Segment Start: TASK INPUT

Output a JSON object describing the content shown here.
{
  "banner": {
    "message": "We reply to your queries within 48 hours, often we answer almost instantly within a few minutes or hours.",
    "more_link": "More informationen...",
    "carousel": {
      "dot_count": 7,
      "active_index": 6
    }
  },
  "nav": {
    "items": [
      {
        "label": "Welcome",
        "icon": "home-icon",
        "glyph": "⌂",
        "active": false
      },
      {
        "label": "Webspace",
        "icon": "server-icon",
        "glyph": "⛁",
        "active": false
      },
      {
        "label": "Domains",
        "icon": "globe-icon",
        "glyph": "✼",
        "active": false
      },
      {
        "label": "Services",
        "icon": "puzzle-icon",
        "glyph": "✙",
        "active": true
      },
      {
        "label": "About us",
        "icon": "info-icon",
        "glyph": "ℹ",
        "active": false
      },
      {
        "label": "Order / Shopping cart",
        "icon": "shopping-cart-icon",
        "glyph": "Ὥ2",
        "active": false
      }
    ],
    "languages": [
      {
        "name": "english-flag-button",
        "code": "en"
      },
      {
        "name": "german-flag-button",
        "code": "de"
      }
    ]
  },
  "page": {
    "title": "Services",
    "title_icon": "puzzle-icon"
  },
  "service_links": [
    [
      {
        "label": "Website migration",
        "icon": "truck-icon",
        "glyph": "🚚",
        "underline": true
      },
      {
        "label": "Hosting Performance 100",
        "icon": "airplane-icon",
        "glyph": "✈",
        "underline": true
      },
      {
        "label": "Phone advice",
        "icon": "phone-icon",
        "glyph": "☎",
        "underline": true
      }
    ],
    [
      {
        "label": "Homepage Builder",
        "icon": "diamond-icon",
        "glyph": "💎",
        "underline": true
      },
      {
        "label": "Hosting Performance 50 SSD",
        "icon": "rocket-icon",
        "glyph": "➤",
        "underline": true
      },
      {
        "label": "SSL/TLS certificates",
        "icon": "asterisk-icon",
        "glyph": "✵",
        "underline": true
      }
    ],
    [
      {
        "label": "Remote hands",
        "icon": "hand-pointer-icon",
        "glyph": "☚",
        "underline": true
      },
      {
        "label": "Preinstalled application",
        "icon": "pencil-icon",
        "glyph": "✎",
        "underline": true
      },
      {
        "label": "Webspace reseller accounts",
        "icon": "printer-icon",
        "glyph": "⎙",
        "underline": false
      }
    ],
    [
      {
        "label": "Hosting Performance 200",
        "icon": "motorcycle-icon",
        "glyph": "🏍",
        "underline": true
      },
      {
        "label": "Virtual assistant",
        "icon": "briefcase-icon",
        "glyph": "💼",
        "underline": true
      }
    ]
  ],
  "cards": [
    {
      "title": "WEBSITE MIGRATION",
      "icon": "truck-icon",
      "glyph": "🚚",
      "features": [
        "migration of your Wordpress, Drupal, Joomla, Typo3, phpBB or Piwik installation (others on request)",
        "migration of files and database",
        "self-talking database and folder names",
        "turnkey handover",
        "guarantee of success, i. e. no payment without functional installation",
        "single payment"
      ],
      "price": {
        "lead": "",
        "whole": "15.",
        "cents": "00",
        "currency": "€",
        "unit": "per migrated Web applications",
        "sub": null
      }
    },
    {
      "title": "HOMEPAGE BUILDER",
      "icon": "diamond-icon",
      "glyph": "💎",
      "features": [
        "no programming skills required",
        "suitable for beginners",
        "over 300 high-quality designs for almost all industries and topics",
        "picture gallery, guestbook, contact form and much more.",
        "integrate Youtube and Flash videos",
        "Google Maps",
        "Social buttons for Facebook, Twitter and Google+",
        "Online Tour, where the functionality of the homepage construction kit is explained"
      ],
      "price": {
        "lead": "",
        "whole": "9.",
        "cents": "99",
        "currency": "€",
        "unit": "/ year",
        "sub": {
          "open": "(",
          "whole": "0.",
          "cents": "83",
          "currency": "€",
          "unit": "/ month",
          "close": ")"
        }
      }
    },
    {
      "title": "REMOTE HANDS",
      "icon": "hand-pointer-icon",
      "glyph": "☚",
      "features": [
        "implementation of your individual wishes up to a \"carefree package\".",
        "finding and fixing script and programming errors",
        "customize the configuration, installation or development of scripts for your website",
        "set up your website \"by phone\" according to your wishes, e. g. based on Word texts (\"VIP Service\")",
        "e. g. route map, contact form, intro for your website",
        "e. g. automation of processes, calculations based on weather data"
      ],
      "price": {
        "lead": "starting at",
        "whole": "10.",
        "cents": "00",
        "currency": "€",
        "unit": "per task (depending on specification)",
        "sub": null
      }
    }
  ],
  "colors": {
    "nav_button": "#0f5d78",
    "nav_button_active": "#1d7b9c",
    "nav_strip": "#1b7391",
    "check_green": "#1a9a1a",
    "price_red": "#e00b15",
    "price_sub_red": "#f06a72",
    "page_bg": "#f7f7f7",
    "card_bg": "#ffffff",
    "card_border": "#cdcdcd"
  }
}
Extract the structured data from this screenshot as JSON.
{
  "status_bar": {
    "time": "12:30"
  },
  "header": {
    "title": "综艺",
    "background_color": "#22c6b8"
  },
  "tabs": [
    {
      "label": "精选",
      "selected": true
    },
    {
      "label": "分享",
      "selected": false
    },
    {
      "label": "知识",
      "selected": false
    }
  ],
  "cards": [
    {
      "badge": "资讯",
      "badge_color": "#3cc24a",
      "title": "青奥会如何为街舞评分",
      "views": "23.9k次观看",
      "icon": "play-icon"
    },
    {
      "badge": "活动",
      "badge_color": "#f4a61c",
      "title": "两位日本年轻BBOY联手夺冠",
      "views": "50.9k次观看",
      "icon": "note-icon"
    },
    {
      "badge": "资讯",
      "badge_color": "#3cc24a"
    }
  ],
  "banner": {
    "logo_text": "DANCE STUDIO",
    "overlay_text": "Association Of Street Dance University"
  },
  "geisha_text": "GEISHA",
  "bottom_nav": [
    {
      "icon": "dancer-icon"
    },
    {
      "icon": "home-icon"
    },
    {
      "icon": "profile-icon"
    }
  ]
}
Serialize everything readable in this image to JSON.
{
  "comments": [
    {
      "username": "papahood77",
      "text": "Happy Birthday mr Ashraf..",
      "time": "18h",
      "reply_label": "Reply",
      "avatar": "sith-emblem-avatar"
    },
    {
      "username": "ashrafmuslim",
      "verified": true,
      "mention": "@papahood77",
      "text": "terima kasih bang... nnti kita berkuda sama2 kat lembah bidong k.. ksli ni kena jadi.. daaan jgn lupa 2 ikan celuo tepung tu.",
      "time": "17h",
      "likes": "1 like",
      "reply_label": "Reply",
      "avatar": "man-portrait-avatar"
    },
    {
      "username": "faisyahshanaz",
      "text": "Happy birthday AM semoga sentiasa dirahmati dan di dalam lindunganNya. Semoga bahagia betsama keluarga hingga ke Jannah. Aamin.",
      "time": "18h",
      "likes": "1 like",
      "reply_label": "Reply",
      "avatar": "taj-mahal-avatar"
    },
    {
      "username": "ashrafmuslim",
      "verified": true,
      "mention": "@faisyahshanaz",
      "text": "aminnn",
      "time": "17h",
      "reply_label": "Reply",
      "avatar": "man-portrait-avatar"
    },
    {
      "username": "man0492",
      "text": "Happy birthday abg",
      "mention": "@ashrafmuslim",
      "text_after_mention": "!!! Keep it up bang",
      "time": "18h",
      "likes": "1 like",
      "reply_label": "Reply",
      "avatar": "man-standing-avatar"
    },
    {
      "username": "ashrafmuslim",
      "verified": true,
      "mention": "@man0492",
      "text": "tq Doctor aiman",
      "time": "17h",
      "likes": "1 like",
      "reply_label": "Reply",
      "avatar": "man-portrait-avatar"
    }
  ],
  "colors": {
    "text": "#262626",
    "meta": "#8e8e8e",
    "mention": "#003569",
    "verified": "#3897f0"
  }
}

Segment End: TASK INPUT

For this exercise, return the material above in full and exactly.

▸ SOLUTION FOR THIS EXERCISE
Output a JSON object describing the content shown here.
{
  "banner": {
    "message": "We reply to your queries within 48 hours, often we answer almost instantly within a few minutes or hours.",
    "more_link": "More informationen...",
    "carousel": {
      "dot_count": 7,
      "active_index": 6
    }
  },
  "nav": {
    "items": [
      {
        "label": "Welcome",
        "icon": "home-icon",
        "glyph": "⌂",
        "active": false
      },
      {
        "label": "Webspace",
        "icon": "server-icon",
        "glyph": "⛁",
        "active": false
      },
      {
        "label": "Domains",
        "icon": "globe-icon",
        "glyph": "✼",
        "active": false
      },
      {
        "label": "Services",
        "icon": "puzzle-icon",
        "glyph": "✙",
        "active": true
      },
      {
        "label": "About us",
        "icon": "info-icon",
        "glyph": "ℹ",
        "active": false
      },
      {
        "label": "Order / Shopping cart",
        "icon": "shopping-cart-icon",
        "glyph": "Ὥ2",
        "active": false
      }
    ],
    "languages": [
      {
        "name": "english-flag-button",
        "code": "en"
      },
      {
        "name": "german-flag-button",
        "code": "de"
      }
    ]
  },
  "page": {
    "title": "Services",
    "title_icon": "puzzle-icon"
  },
  "service_links": [
    [
      {
        "label": "Website migration",
        "icon": "truck-icon",
        "glyph": "🚚",
        "underline": true
      },
      {
        "label": "Hosting Performance 100",
        "icon": "airplane-icon",
        "glyph": "✈",
        "underline": true
      },
      {
        "label": "Phone advice",
        "icon": "phone-icon",
        "glyph": "☎",
        "underline": true
      }
    ],
    [
      {
        "label": "Homepage Builder",
        "icon": "diamond-icon",
        "glyph": "💎",
        "underline": true
      },
      {
        "label": "Hosting Performance 50 SSD",
        "icon": "rocket-icon",
        "glyph": "➤",
        "underline": true
      },
      {
        "label": "SSL/TLS certificates",
        "icon": "asterisk-icon",
        "glyph": "✵",
        "underline": true
      }
    ],
    [
      {
        "label": "Remote hands",
        "icon": "hand-pointer-icon",
        "glyph": "☚",
        "underline": true
      },
      {
        "label": "Preinstalled application",
        "icon": "pencil-icon",
        "glyph": "✎",
        "underline": true
      },
      {
        "label": "Webspace reseller accounts",
        "icon": "printer-icon",
        "glyph": "⎙",
        "underline": false
      }
    ],
    [
      {
        "label": "Hosting Performance 200",
        "icon": "motorcycle-icon",
        "glyph": "🏍",
        "underline": true
      },
      {
        "label": "Virtual assistant",
        "icon": "briefcase-icon",
        "glyph": "💼",
        "underline": true
      }
    ]
  ],
  "cards": [
    {
      "title": "WEBSITE MIGRATION",
      "icon": "truck-icon",
      "glyph": "🚚",
      "features": [
        "migration of your Wordpress, Drupal, Joomla, Typo3, phpBB or Piwik installation (others on request)",
        "migration of files and database",
        "self-talking database and folder names",
        "turnkey handover",
        "guarantee of success, i. e. no payment without functional installation",
        "single payment"
      ],
      "price": {
        "lead": "",
        "whole": "15.",
        "cents": "00",
        "currency": "€",
        "unit": "per migrated Web applications",
        "sub": null
      }
    },
    {
      "title": "HOMEPAGE BUILDER",
      "icon": "diamond-icon",
      "glyph": "💎",
      "features": [
        "no programming skills required",
        "suitable for beginners",
        "over 300 high-quality designs for almost all industries and topics",
        "picture gallery, guestbook, contact form and much more.",
        "integrate Youtube and Flash videos",
        "Google Maps",
        "Social buttons for Facebook, Twitter and Google+",
        "Online Tour, where the functionality of the homepage construction kit is explained"
      ],
      "price": {
        "lead": "",
        "whole": "9.",
        "cents": "99",
        "currency": "€",
        "unit": "/ year",
        "sub": {
          "open": "(",
          "whole": "0.",
          "cents": "83",
          "currency": "€",
          "unit": "/ month",
          "close": ")"
        }
      }
    },
    {
      "title": "REMOTE HANDS",
      "icon": "hand-pointer-icon",
      "glyph": "☚",
      "features": [
        "implementation of your individual wishes up to a \"carefree package\".",
        "finding and fixing script and programming errors",
        "customize the configuration, installation or development of scripts for your website",
        "set up your website \"by phone\" according to your wishes, e. g. based on Word texts (\"VIP Service\")",
        "e. g. route map, contact form, intro for your website",
        "e. g. automation of processes, calculations based on weather data"
      ],
      "price": {
        "lead": "starting at",
        "whole": "10.",
        "cents": "00",
        "currency": "€",
        "unit": "per task (depending on specification)",
        "sub": null
      }
    }
  ],
  "colors": {
    "nav_button": "#0f5d78",
    "nav_button_active": "#1d7b9c",
    "nav_strip": "#1b7391",
    "check_green": "#1a9a1a",
    "price_red": "#e00b15",
    "price_sub_red": "#f06a72",
    "page_bg": "#f7f7f7",
    "card_bg": "#ffffff",
    "card_border": "#cdcdcd"
  }
}
Extract the structured data from this screenshot as JSON.
{
  "status_bar": {
    "time": "12:30"
  },
  "header": {
    "title": "综艺",
    "background_color": "#22c6b8"
  },
  "tabs": [
    {
      "label": "精选",
      "selected": true
    },
    {
      "label": "分享",
      "selected": false
    },
    {
      "label": "知识",
      "selected": false
    }
  ],
  "cards": [
    {
      "badge": "资讯",
      "badge_color": "#3cc24a",
      "title": "青奥会如何为街舞评分",
      "views": "23.9k次观看",
      "icon": "play-icon"
    },
    {
      "badge": "活动",
      "badge_color": "#f4a61c",
      "title": "两位日本年轻BBOY联手夺冠",
      "views": "50.9k次观看",
      "icon": "note-icon"
    },
    {
      "badge": "资讯",
      "badge_color": "#3cc24a"
    }
  ],
  "banner": {
    "logo_text": "DANCE STUDIO",
    "overlay_text": "Association Of Street Dance University"
  },
  "geisha_text": "GEISHA",
  "bottom_nav": [
    {
      "icon": "dancer-icon"
    },
    {
      "icon": "home-icon"
    },
    {
      "icon": "profile-icon"
    }
  ]
}
Serialize everything readable in this image to JSON.
{
  "comments": [
    {
      "username": "papahood77",
      "text": "Happy Birthday mr Ashraf..",
      "time": "18h",
      "reply_label": "Reply",
      "avatar": "sith-emblem-avatar"
    },
    {
      "username": "ashrafmuslim",
      "verified": true,
      "mention": "@papahood77",
      "text": "terima kasih bang... nnti kita berkuda sama2 kat lembah bidong k.. ksli ni kena jadi.. daaan jgn lupa 2 ikan celuo tepung tu.",
      "time": "17h",
      "likes": "1 like",
      "reply_label": "Reply",
      "avatar": "man-portrait-avatar"
    },
    {
      "username": "faisyahshanaz",
      "text": "Happy birthday AM semoga sentiasa dirahmati dan di dalam lindunganNya. Semoga bahagia betsama keluarga hingga ke Jannah. Aamin.",
      "time": "18h",
      "likes": "1 like",
      "reply_label": "Reply",
      "avatar": "taj-mahal-avatar"
    },
    {
      "username": "ashrafmuslim",
      "verified": true,
      "mention": "@faisyahshanaz",
      "text": "aminnn",
      "time": "17h",
      "reply_label": "Reply",
      "avatar": "man-portrait-avatar"
    },
    {
      "username": "man0492",
      "text": "Happy birthday abg",
      "mention": "@ashrafmuslim",
      "text_after_mention": "!!! Keep it up bang",
      "time": "18h",
      "likes": "1 like",
      "reply_label": "Reply",
      "avatar": "man-standing-avatar"
    },
    {
      "username": "ashrafmuslim",
      "verified": true,
      "mention": "@man0492",
      "text": "tq Doctor aiman",
      "time": "17h",
      "likes": "1 like",
      "reply_label": "Reply",
      "avatar": "man-portrait-avatar"
    }
  ],
  "colors": {
    "text": "#262626",
    "meta": "#8e8e8e",
    "mention": "#003569",
    "verified": "#3897f0"
  }
}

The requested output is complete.